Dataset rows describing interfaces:

►

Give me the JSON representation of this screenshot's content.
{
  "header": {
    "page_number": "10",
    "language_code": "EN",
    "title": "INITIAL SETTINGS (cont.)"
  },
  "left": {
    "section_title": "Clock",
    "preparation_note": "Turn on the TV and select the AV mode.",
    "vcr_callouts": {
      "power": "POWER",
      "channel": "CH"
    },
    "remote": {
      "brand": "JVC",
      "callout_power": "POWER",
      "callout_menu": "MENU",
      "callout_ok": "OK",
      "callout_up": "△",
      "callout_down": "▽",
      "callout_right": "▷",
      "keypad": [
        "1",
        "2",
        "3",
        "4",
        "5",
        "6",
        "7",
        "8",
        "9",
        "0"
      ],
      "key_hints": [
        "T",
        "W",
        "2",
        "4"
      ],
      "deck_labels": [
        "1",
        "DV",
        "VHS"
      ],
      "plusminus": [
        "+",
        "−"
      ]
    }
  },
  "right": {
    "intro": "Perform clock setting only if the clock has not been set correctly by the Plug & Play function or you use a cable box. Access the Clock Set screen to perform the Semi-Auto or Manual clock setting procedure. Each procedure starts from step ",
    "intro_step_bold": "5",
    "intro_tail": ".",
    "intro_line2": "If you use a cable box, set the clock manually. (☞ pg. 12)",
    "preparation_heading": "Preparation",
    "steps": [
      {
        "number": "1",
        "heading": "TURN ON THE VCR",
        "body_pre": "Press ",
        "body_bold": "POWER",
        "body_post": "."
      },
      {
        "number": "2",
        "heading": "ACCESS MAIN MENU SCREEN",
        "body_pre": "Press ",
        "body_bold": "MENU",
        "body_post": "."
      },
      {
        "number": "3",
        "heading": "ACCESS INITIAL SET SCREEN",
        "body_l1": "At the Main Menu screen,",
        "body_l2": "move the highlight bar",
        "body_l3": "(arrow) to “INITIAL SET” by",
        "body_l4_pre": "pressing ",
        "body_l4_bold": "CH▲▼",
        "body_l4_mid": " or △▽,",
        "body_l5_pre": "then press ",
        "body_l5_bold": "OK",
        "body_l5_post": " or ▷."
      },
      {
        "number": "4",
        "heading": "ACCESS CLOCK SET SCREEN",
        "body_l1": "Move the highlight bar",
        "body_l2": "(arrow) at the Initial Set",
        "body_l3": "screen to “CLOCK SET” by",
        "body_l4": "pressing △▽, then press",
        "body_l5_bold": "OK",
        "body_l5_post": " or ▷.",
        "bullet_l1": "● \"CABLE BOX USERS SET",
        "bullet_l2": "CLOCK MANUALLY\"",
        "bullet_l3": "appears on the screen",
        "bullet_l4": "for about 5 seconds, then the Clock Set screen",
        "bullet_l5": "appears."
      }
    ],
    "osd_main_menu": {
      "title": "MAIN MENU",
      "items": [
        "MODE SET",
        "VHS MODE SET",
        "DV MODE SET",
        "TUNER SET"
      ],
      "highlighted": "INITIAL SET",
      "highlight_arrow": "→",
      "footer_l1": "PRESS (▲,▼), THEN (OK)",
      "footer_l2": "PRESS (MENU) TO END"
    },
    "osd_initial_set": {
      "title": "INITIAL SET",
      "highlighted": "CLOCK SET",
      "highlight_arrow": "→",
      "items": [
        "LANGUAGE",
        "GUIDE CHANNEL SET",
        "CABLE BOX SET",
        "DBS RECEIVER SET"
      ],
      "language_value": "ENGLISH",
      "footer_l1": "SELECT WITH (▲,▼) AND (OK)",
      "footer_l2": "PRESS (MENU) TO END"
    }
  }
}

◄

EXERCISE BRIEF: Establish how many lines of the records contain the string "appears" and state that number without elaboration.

WRITTEN SOLUTION: 2